··· Source information ···

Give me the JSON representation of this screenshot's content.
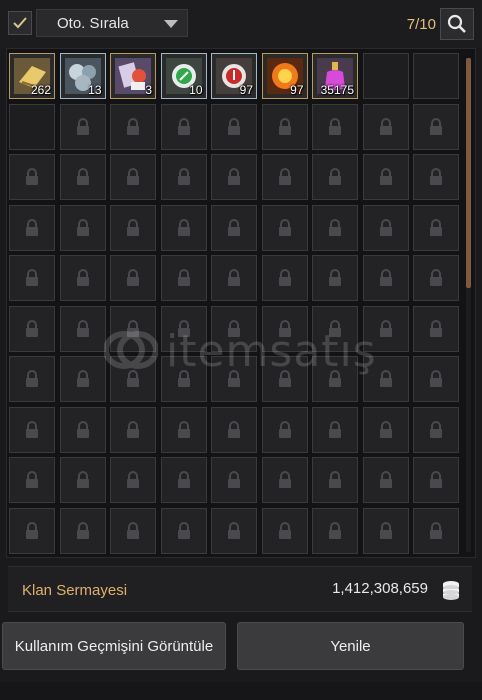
{
  "toolbar": {
    "auto_sort_checked": true,
    "sort_label": "Oto. Sırala",
    "capacity": "7/10",
    "search_icon": "search-icon"
  },
  "inventory": {
    "items": [
      {
        "name": "scroll-item",
        "count": "262",
        "icon": "scroll-icon"
      },
      {
        "name": "orb-bundle-item",
        "count": "13",
        "icon": "orbs-icon"
      },
      {
        "name": "spirit-card-item",
        "count": "3",
        "icon": "card-icon"
      },
      {
        "name": "green-ring-item",
        "count": "10",
        "icon": "green-ring-icon"
      },
      {
        "name": "red-ring-item",
        "count": "97",
        "icon": "red-ring-icon"
      },
      {
        "name": "fire-orb-item",
        "count": "97",
        "icon": "fire-orb-icon"
      },
      {
        "name": "pink-potion-item",
        "count": "35175",
        "icon": "potion-icon"
      }
    ],
    "unlocked_empty_slots": 3,
    "locked_slot_icon": "lock-icon"
  },
  "watermark": {
    "text": "itemsatış"
  },
  "clan": {
    "label": "Klan Sermayesi",
    "value": "1,412,308,659",
    "icon": "coin-stack-icon"
  },
  "buttons": {
    "history": "Kullanım Geçmişini Görüntüle",
    "refresh": "Yenile"
  },
  "colors": {
    "accent_gold": "#e0b06a",
    "scroll_thumb": "#7d5a3f",
    "item_border": "#b69a5e"
  }
}
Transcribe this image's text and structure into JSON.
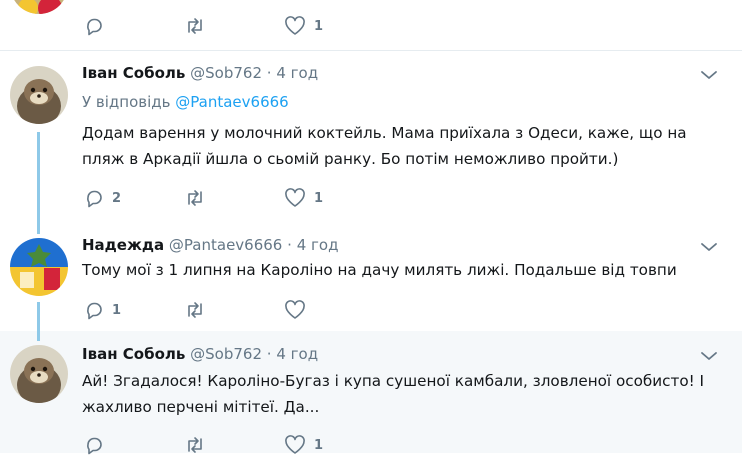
{
  "top_actions": {
    "reply_count": "",
    "retweet_count": "",
    "like_count": "1"
  },
  "tweets": [
    {
      "name": "Іван Соболь",
      "handle": "@Sob762",
      "dot": "·",
      "time": "4 год",
      "reply_prefix": "У відповідь",
      "reply_mention": "@Pantaev6666",
      "text": "Додам варення у молочний коктейль. Мама приїхала з Одеси, каже, що на пляж в Аркадії йшла о сьомій ранку. Бо потім неможливо пройти.)",
      "reply_count": "2",
      "retweet_count": "",
      "like_count": "1"
    },
    {
      "name": "Надежда",
      "handle": "@Pantaev6666",
      "dot": "·",
      "time": "4 год",
      "text": "Тому мої з 1 липня на Кароліно на дачу милять лижі. Подальше від товпи",
      "reply_count": "1",
      "retweet_count": "",
      "like_count": ""
    },
    {
      "name": "Іван Соболь",
      "handle": "@Sob762",
      "dot": "·",
      "time": "4 год",
      "text": "Ай! Згадалося! Кароліно-Бугаз і купа сушеної камбали, зловленої особисто! І жахливо перчені мітітеї. Да...",
      "reply_count": "",
      "retweet_count": "",
      "like_count": "1"
    }
  ],
  "colors": {
    "accent": "#1da1f2",
    "muted": "#657786",
    "thread": "#8ec9e8",
    "highlight": "#f5f8fa"
  }
}
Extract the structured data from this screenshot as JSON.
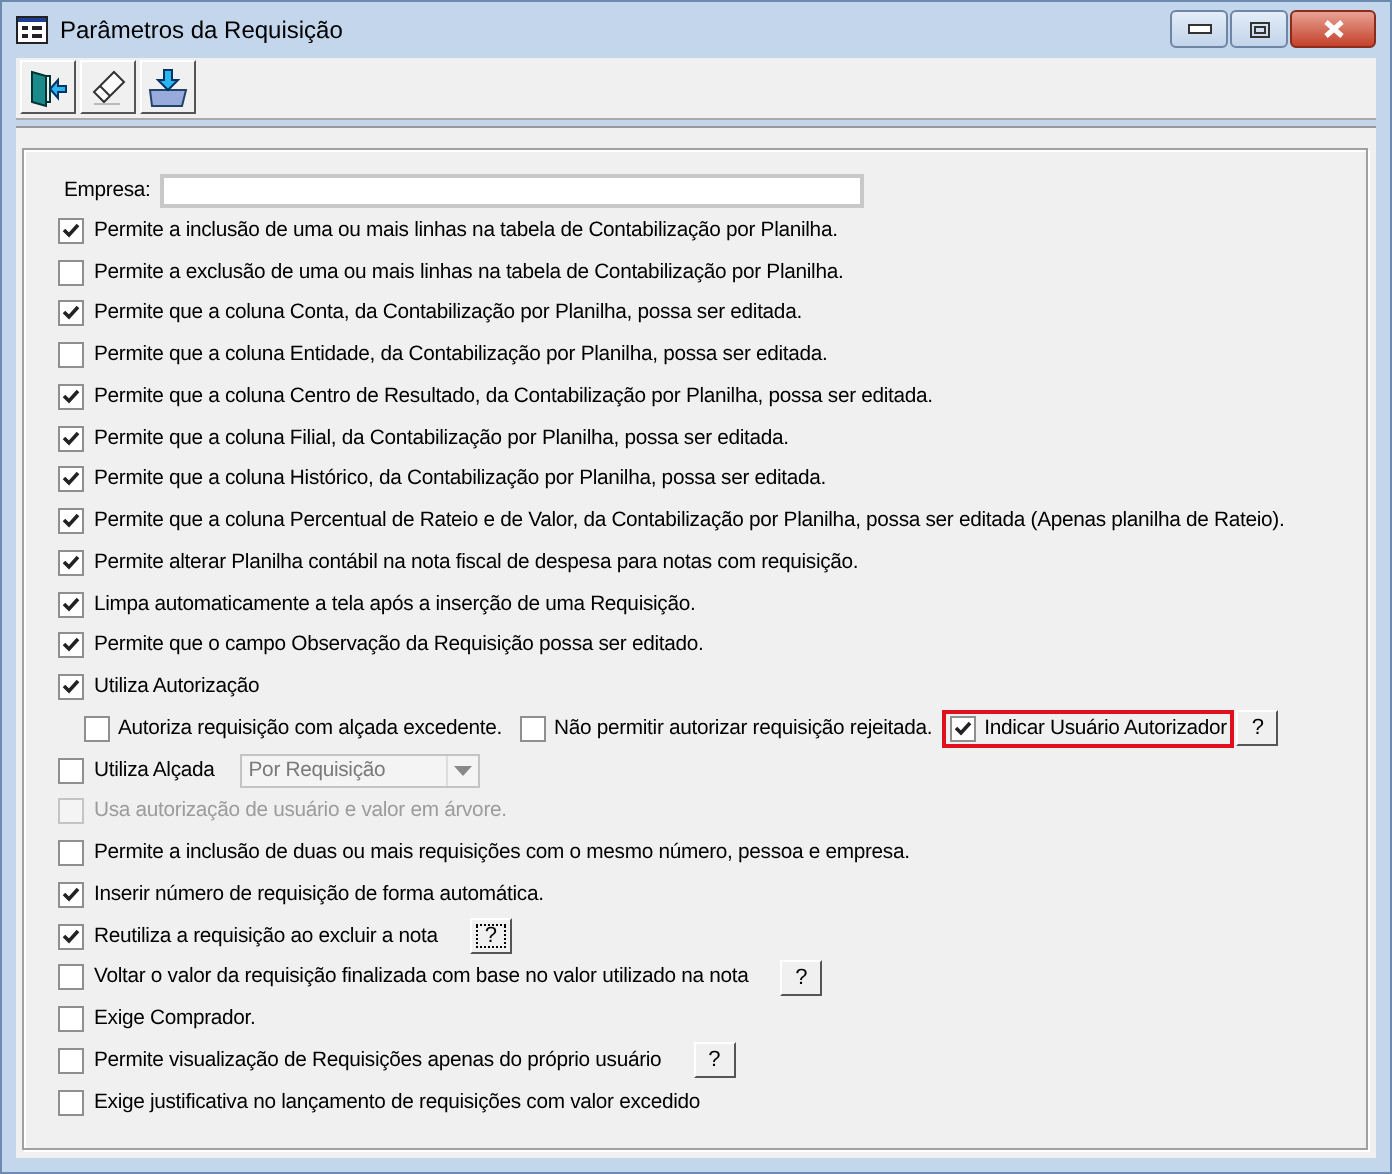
{
  "window": {
    "title": "Parâmetros da Requisição"
  },
  "toolbar": [
    {
      "kind": "exit"
    },
    {
      "kind": "eraser"
    },
    {
      "kind": "save"
    }
  ],
  "empresa": {
    "label": "Empresa:"
  },
  "options": [
    {
      "kind": "check",
      "label": "Permite a inclusão de uma ou mais linhas na tabela de Contabilização por Planilha.",
      "checked": true,
      "disabled": false
    },
    {
      "kind": "check",
      "label": "Permite a exclusão de uma ou mais linhas na tabela de Contabilização por Planilha.",
      "checked": false,
      "disabled": false
    },
    {
      "kind": "check",
      "label": "Permite que a coluna Conta, da Contabilização por Planilha, possa ser editada.",
      "checked": true,
      "disabled": false
    },
    {
      "kind": "check",
      "label": "Permite que a coluna Entidade, da Contabilização por Planilha, possa ser editada.",
      "checked": false,
      "disabled": false
    },
    {
      "kind": "check",
      "label": "Permite que a coluna Centro de Resultado, da Contabilização por Planilha, possa ser editada.",
      "checked": true,
      "disabled": false
    },
    {
      "kind": "check",
      "label": "Permite que a coluna Filial, da Contabilização por Planilha, possa ser editada.",
      "checked": true,
      "disabled": false
    },
    {
      "kind": "check",
      "label": "Permite que a coluna Histórico, da Contabilização por Planilha, possa ser editada.",
      "checked": true,
      "disabled": false
    },
    {
      "kind": "check",
      "label": "Permite que a coluna Percentual de Rateio e de Valor, da Contabilização por Planilha, possa ser editada (Apenas planilha de Rateio).",
      "checked": true,
      "disabled": false
    },
    {
      "kind": "check",
      "label": "Permite alterar Planilha contábil na nota fiscal de despesa para notas com requisição.",
      "checked": true,
      "disabled": false
    },
    {
      "kind": "check",
      "label": "Limpa automaticamente a tela após a inserção de uma Requisição.",
      "checked": true,
      "disabled": false
    },
    {
      "kind": "check",
      "label": "Permite que o campo Observação da Requisição possa ser editado.",
      "checked": true,
      "disabled": false
    },
    {
      "kind": "check",
      "label": "Utiliza Autorização",
      "checked": true,
      "disabled": false
    },
    {
      "kind": "subrow",
      "children": [
        {
          "label": "Autoriza requisição com alçada excedente.",
          "checked": false,
          "highlighted": false
        },
        {
          "label": "Não permitir autorizar requisição rejeitada.",
          "checked": false,
          "highlighted": false
        },
        {
          "label": "Indicar Usuário Autorizador",
          "checked": true,
          "highlighted": true
        }
      ],
      "help": {
        "label": "?",
        "focused": false
      }
    },
    {
      "kind": "select",
      "label": "Utiliza Alçada",
      "checked": false,
      "disabled": false,
      "select": {
        "value": "Por Requisição",
        "disabled": true
      }
    },
    {
      "kind": "check",
      "label": "Usa autorização de usuário e valor em árvore.",
      "checked": false,
      "disabled": true
    },
    {
      "kind": "check",
      "label": "Permite a inclusão de duas ou mais requisições com o mesmo número, pessoa e empresa.",
      "checked": false,
      "disabled": false
    },
    {
      "kind": "check",
      "label": "Inserir número de requisição de forma automática.",
      "checked": true,
      "disabled": false
    },
    {
      "kind": "check",
      "label": "Reutiliza a requisição ao excluir a nota",
      "checked": true,
      "disabled": false,
      "help": {
        "label": "?",
        "focused": true
      }
    },
    {
      "kind": "check",
      "label": "Voltar o valor da requisição finalizada com base no valor utilizado na nota",
      "checked": false,
      "disabled": false,
      "help": {
        "label": "?",
        "focused": false
      }
    },
    {
      "kind": "check",
      "label": "Exige Comprador.",
      "checked": false,
      "disabled": false
    },
    {
      "kind": "check",
      "label": "Permite visualização de Requisições apenas do próprio usuário",
      "checked": false,
      "disabled": false,
      "help": {
        "label": "?",
        "focused": false
      }
    },
    {
      "kind": "check",
      "label": "Exige justificativa no lançamento de requisições com valor excedido",
      "checked": false,
      "disabled": false
    }
  ]
}
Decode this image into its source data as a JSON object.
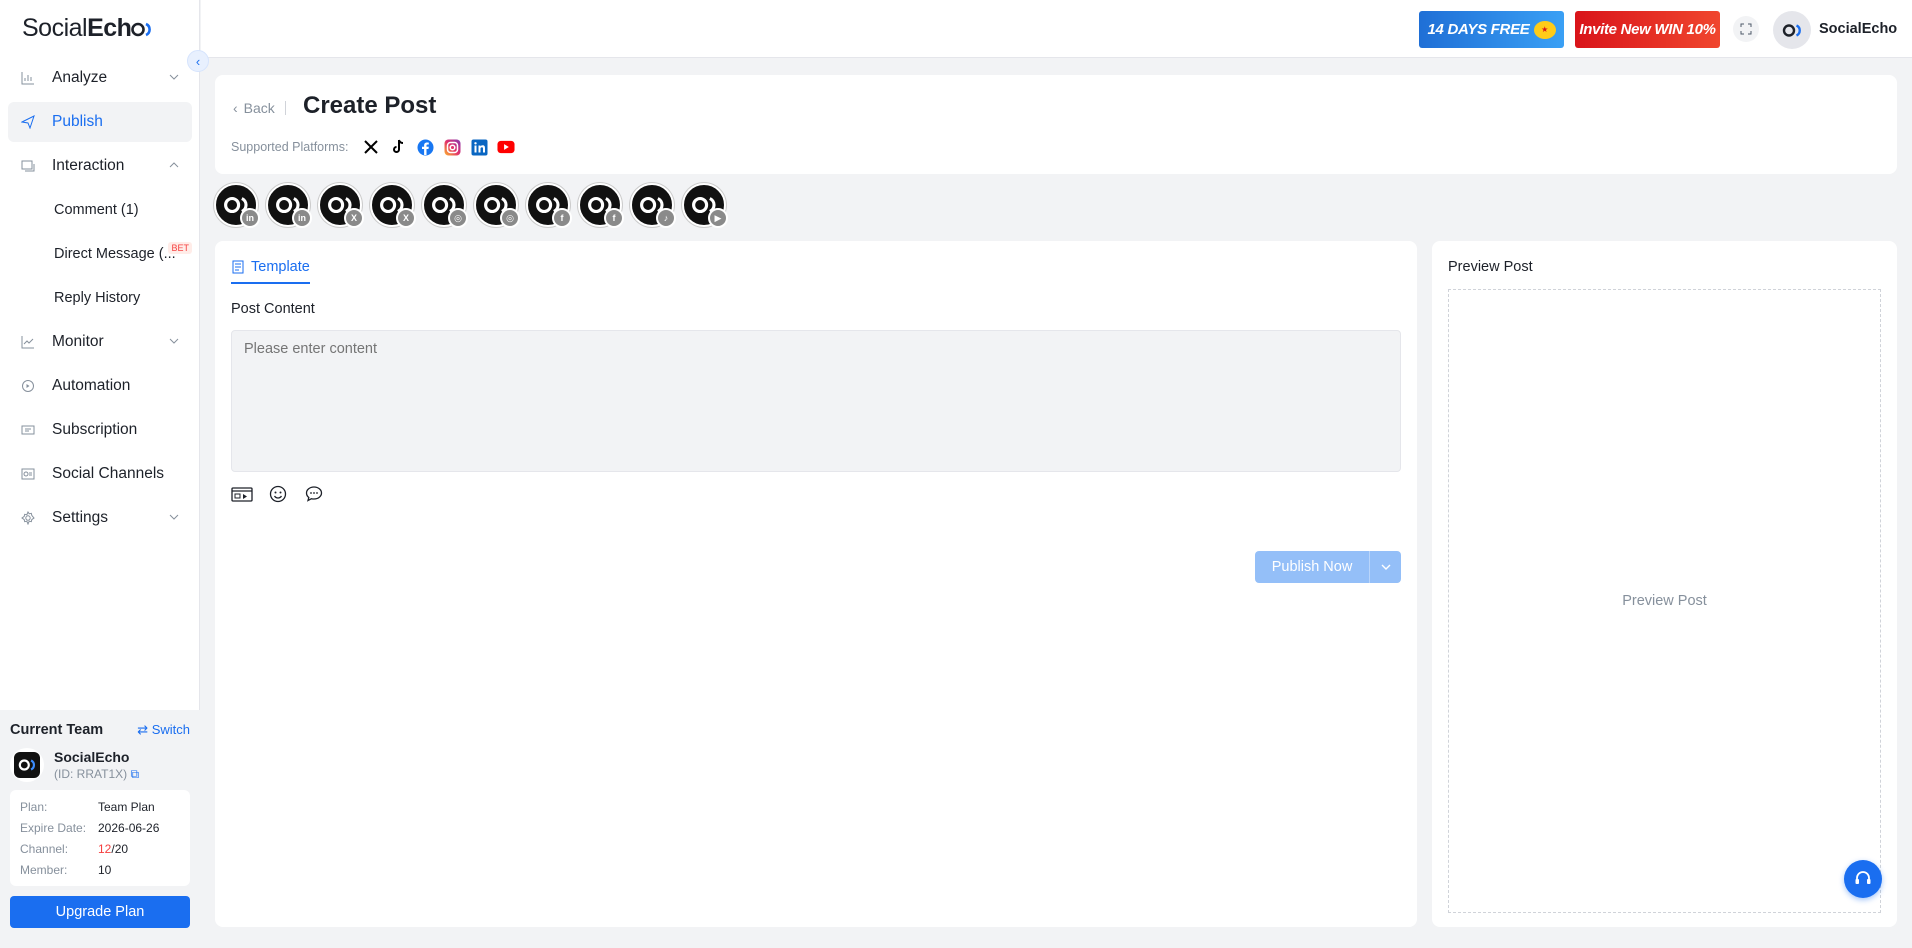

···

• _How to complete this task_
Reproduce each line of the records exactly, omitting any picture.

• _Response to this exercise_
Give me the JSON representation of this screenshot's content.
{
  "toolbar": {
    "auto_sort_checked": true,
    "sort_label": "Oto. Sırala",
    "capacity": "7/10",
    "search_icon": "search-icon"
  },
  "inventory": {
    "items": [
      {
        "name": "scroll-item",
        "count": "262",
        "icon": "scroll-icon"
      },
      {
        "name": "orb-bundle-item",
        "count": "13",
        "icon": "orbs-icon"
      },
      {
        "name": "spirit-card-item",
        "count": "3",
        "icon": "card-icon"
      },
      {
        "name": "green-ring-item",
        "count": "10",
        "icon": "green-ring-icon"
      },
      {
        "name": "red-ring-item",
        "count": "97",
        "icon": "red-ring-icon"
      },
      {
        "name": "fire-orb-item",
        "count": "97",
        "icon": "fire-orb-icon"
      },
      {
        "name": "pink-potion-item",
        "count": "35175",
        "icon": "potion-icon"
      }
    ],
    "unlocked_empty_slots": 3,
    "locked_slot_icon": "lock-icon"
  },
  "watermark": {
    "text": "itemsatış"
  },
  "clan": {
    "label": "Klan Sermayesi",
    "value": "1,412,308,659",
    "icon": "coin-stack-icon"
  },
  "buttons": {
    "history": "Kullanım Geçmişini Görüntüle",
    "refresh": "Yenile"
  },
  "colors": {
    "accent_gold": "#e0b06a",
    "scroll_thumb": "#7d5a3f",
    "item_border": "#b69a5e"
  }
}
Transcribe this image's text and structure into JSON.
{
  "top_actions": {
    "reply_count": "",
    "retweet_count": "",
    "like_count": "1"
  },
  "tweets": [
    {
      "name": "Іван Соболь",
      "handle": "@Sob762",
      "dot": "·",
      "time": "4 год",
      "reply_prefix": "У відповідь",
      "reply_mention": "@Pantaev6666",
      "text": "Додам варення у молочний коктейль. Мама приїхала з Одеси, каже, що на пляж в Аркадії йшла о сьомій ранку. Бо потім неможливо пройти.)",
      "reply_count": "2",
      "retweet_count": "",
      "like_count": "1"
    },
    {
      "name": "Надежда",
      "handle": "@Pantaev6666",
      "dot": "·",
      "time": "4 год",
      "text": "Тому мої з 1 липня на Кароліно на дачу милять лижі. Подальше від товпи",
      "reply_count": "1",
      "retweet_count": "",
      "like_count": ""
    },
    {
      "name": "Іван Соболь",
      "handle": "@Sob762",
      "dot": "·",
      "time": "4 год",
      "text": "Ай! Згадалося! Кароліно-Бугаз і купа сушеної камбали, зловленої особисто! І жахливо перчені мітітеї. Да...",
      "reply_count": "",
      "retweet_count": "",
      "like_count": "1"
    }
  ],
  "colors": {
    "accent": "#1da1f2",
    "muted": "#657786",
    "thread": "#8ec9e8",
    "highlight": "#f5f8fa"
  }
}
Extract the structured data from this screenshot as JSON.
{
  "window": {
    "title": "Parâmetros da Requisição"
  },
  "toolbar": [
    {
      "kind": "exit"
    },
    {
      "kind": "eraser"
    },
    {
      "kind": "save"
    }
  ],
  "empresa": {
    "label": "Empresa:"
  },
  "options": [
    {
      "kind": "check",
      "label": "Permite a inclusão de uma ou mais linhas na tabela de Contabilização por Planilha.",
      "checked": true,
      "disabled": false
    },
    {
      "kind": "check",
      "label": "Permite a exclusão de uma ou mais linhas na tabela de Contabilização por Planilha.",
      "checked": false,
      "disabled": false
    },
    {
      "kind": "check",
      "label": "Permite que a coluna Conta, da Contabilização por Planilha, possa ser editada.",
      "checked": true,
      "disabled": false
    },
    {
      "kind": "check",
      "label": "Permite que a coluna Entidade, da Contabilização por Planilha, possa ser editada.",
      "checked": false,
      "disabled": false
    },
    {
      "kind": "check",
      "label": "Permite que a coluna Centro de Resultado, da Contabilização por Planilha, possa ser editada.",
      "checked": true,
      "disabled": false
    },
    {
      "kind": "check",
      "label": "Permite que a coluna Filial, da Contabilização por Planilha, possa ser editada.",
      "checked": true,
      "disabled": false
    },
    {
      "kind": "check",
      "label": "Permite que a coluna Histórico, da Contabilização por Planilha, possa ser editada.",
      "checked": true,
      "disabled": false
    },
    {
      "kind": "check",
      "label": "Permite que a coluna Percentual de Rateio e de Valor, da Contabilização por Planilha, possa ser editada (Apenas planilha de Rateio).",
      "checked": true,
      "disabled": false
    },
    {
      "kind": "check",
      "label": "Permite alterar Planilha contábil na nota fiscal de despesa para notas com requisição.",
      "checked": true,
      "disabled": false
    },
    {
      "kind": "check",
      "label": "Limpa automaticamente a tela após a inserção de uma Requisição.",
      "checked": true,
      "disabled": false
    },
    {
      "kind": "check",
      "label": "Permite que o campo Observação da Requisição possa ser editado.",
      "checked": true,
      "disabled": false
    },
    {
      "kind": "check",
      "label": "Utiliza Autorização",
      "checked": true,
      "disabled": false
    },
    {
      "kind": "subrow",
      "children": [
        {
          "label": "Autoriza requisição com alçada excedente.",
          "checked": false,
          "highlighted": false
        },
        {
          "label": "Não permitir autorizar requisição rejeitada.",
          "checked": false,
          "highlighted": false
        },
        {
          "label": "Indicar Usuário Autorizador",
          "checked": true,
          "highlighted": true
        }
      ],
      "help": {
        "label": "?",
        "focused": false
      }
    },
    {
      "kind": "select",
      "label": "Utiliza Alçada",
      "checked": false,
      "disabled": false,
      "select": {
        "value": "Por Requisição",
        "disabled": true
      }
    },
    {
      "kind": "check",
      "label": "Usa autorização de usuário e valor em árvore.",
      "checked": false,
      "disabled": true
    },
    {
      "kind": "check",
      "label": "Permite a inclusão de duas ou mais requisições com o mesmo número, pessoa e empresa.",
      "checked": false,
      "disabled": false
    },
    {
      "kind": "check",
      "label": "Inserir número de requisição de forma automática.",
      "checked": true,
      "disabled": false
    },
    {
      "kind": "check",
      "label": "Reutiliza a requisição ao excluir a nota",
      "checked": true,
      "disabled": false,
      "help": {
        "label": "?",
        "focused": true
      }
    },
    {
      "kind": "check",
      "label": "Voltar o valor da requisição finalizada com base no valor utilizado na nota",
      "checked": false,
      "disabled": false,
      "help": {
        "label": "?",
        "focused": false
      }
    },
    {
      "kind": "check",
      "label": "Exige Comprador.",
      "checked": false,
      "disabled": false
    },
    {
      "kind": "check",
      "label": "Permite visualização de Requisições apenas do próprio usuário",
      "checked": false,
      "disabled": false,
      "help": {
        "label": "?",
        "focused": false
      }
    },
    {
      "kind": "check",
      "label": "Exige justificativa no lançamento de requisições com valor excedido",
      "checked": false,
      "disabled": false
    }
  ]
}
Decode this image into its source data as a JSON object.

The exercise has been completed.